### [DIRECTIONS FOR THIS TASK]
The records sit below this line. Repeat all of them exactly.

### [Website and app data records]
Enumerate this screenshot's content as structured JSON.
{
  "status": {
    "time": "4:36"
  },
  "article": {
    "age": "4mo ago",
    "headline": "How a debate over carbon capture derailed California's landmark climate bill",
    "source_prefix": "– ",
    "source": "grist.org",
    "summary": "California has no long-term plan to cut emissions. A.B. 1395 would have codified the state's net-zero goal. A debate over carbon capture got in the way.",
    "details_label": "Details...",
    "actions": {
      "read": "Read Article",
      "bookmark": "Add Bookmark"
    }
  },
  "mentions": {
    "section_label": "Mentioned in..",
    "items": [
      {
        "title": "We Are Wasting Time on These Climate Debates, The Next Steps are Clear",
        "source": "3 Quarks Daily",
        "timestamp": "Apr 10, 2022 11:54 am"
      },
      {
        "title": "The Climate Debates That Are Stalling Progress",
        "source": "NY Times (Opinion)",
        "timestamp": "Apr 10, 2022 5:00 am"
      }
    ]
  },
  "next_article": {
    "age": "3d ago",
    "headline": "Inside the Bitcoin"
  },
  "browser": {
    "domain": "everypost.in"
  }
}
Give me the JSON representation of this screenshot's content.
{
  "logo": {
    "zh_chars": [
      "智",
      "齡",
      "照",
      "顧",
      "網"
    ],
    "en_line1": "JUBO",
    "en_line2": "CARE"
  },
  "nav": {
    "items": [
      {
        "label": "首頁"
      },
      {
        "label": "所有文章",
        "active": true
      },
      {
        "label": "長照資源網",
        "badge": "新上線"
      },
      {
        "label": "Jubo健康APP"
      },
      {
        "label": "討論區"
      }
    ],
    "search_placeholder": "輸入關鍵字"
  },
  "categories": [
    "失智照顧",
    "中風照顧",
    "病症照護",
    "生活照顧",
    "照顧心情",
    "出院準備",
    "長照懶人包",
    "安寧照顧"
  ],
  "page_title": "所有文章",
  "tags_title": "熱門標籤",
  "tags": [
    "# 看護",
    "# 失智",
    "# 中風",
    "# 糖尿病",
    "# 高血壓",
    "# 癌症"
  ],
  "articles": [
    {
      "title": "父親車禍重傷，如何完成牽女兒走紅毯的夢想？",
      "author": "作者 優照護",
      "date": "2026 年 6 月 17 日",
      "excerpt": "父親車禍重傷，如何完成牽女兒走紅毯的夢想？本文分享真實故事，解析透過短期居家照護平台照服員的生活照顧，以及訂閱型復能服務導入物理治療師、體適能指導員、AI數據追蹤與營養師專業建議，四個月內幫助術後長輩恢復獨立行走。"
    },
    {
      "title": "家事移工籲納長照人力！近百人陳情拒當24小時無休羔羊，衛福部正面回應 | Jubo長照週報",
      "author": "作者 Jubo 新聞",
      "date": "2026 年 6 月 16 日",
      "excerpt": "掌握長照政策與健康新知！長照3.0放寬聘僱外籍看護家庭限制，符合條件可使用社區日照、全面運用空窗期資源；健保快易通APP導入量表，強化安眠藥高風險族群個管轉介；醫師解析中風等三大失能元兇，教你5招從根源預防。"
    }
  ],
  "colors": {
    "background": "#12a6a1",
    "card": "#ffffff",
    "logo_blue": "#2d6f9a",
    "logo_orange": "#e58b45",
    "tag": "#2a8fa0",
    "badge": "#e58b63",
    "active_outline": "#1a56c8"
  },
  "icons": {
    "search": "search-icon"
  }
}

### [EXERCISE SOLUTION]
Enumerate this screenshot's content as structured JSON.
{
  "status": {
    "time": "4:36"
  },
  "article": {
    "age": "4mo ago",
    "headline": "How a debate over carbon capture derailed California's landmark climate bill",
    "source_prefix": "– ",
    "source": "grist.org",
    "summary": "California has no long-term plan to cut emissions. A.B. 1395 would have codified the state's net-zero goal. A debate over carbon capture got in the way.",
    "details_label": "Details...",
    "actions": {
      "read": "Read Article",
      "bookmark": "Add Bookmark"
    }
  },
  "mentions": {
    "section_label": "Mentioned in..",
    "items": [
      {
        "title": "We Are Wasting Time on These Climate Debates, The Next Steps are Clear",
        "source": "3 Quarks Daily",
        "timestamp": "Apr 10, 2022 11:54 am"
      },
      {
        "title": "The Climate Debates That Are Stalling Progress",
        "source": "NY Times (Opinion)",
        "timestamp": "Apr 10, 2022 5:00 am"
      }
    ]
  },
  "next_article": {
    "age": "3d ago",
    "headline": "Inside the Bitcoin"
  },
  "browser": {
    "domain": "everypost.in"
  }
}
Give me the JSON representation of this screenshot's content.
{
  "logo": {
    "zh_chars": [
      "智",
      "齡",
      "照",
      "顧",
      "網"
    ],
    "en_line1": "JUBO",
    "en_line2": "CARE"
  },
  "nav": {
    "items": [
      {
        "label": "首頁"
      },
      {
        "label": "所有文章",
        "active": true
      },
      {
        "label": "長照資源網",
        "badge": "新上線"
      },
      {
        "label": "Jubo健康APP"
      },
      {
        "label": "討論區"
      }
    ],
    "search_placeholder": "輸入關鍵字"
  },
  "categories": [
    "失智照顧",
    "中風照顧",
    "病症照護",
    "生活照顧",
    "照顧心情",
    "出院準備",
    "長照懶人包",
    "安寧照顧"
  ],
  "page_title": "所有文章",
  "tags_title": "熱門標籤",
  "tags": [
    "# 看護",
    "# 失智",
    "# 中風",
    "# 糖尿病",
    "# 高血壓",
    "# 癌症"
  ],
  "articles": [
    {
      "title": "父親車禍重傷，如何完成牽女兒走紅毯的夢想？",
      "author": "作者 優照護",
      "date": "2026 年 6 月 17 日",
      "excerpt": "父親車禍重傷，如何完成牽女兒走紅毯的夢想？本文分享真實故事，解析透過短期居家照護平台照服員的生活照顧，以及訂閱型復能服務導入物理治療師、體適能指導員、AI數據追蹤與營養師專業建議，四個月內幫助術後長輩恢復獨立行走。"
    },
    {
      "title": "家事移工籲納長照人力！近百人陳情拒當24小時無休羔羊，衛福部正面回應 | Jubo長照週報",
      "author": "作者 Jubo 新聞",
      "date": "2026 年 6 月 16 日",
      "excerpt": "掌握長照政策與健康新知！長照3.0放寬聘僱外籍看護家庭限制，符合條件可使用社區日照、全面運用空窗期資源；健保快易通APP導入量表，強化安眠藥高風險族群個管轉介；醫師解析中風等三大失能元兇，教你5招從根源預防。"
    }
  ],
  "colors": {
    "background": "#12a6a1",
    "card": "#ffffff",
    "logo_blue": "#2d6f9a",
    "logo_orange": "#e58b45",
    "tag": "#2a8fa0",
    "badge": "#e58b63",
    "active_outline": "#1a56c8"
  },
  "icons": {
    "search": "search-icon"
  }
}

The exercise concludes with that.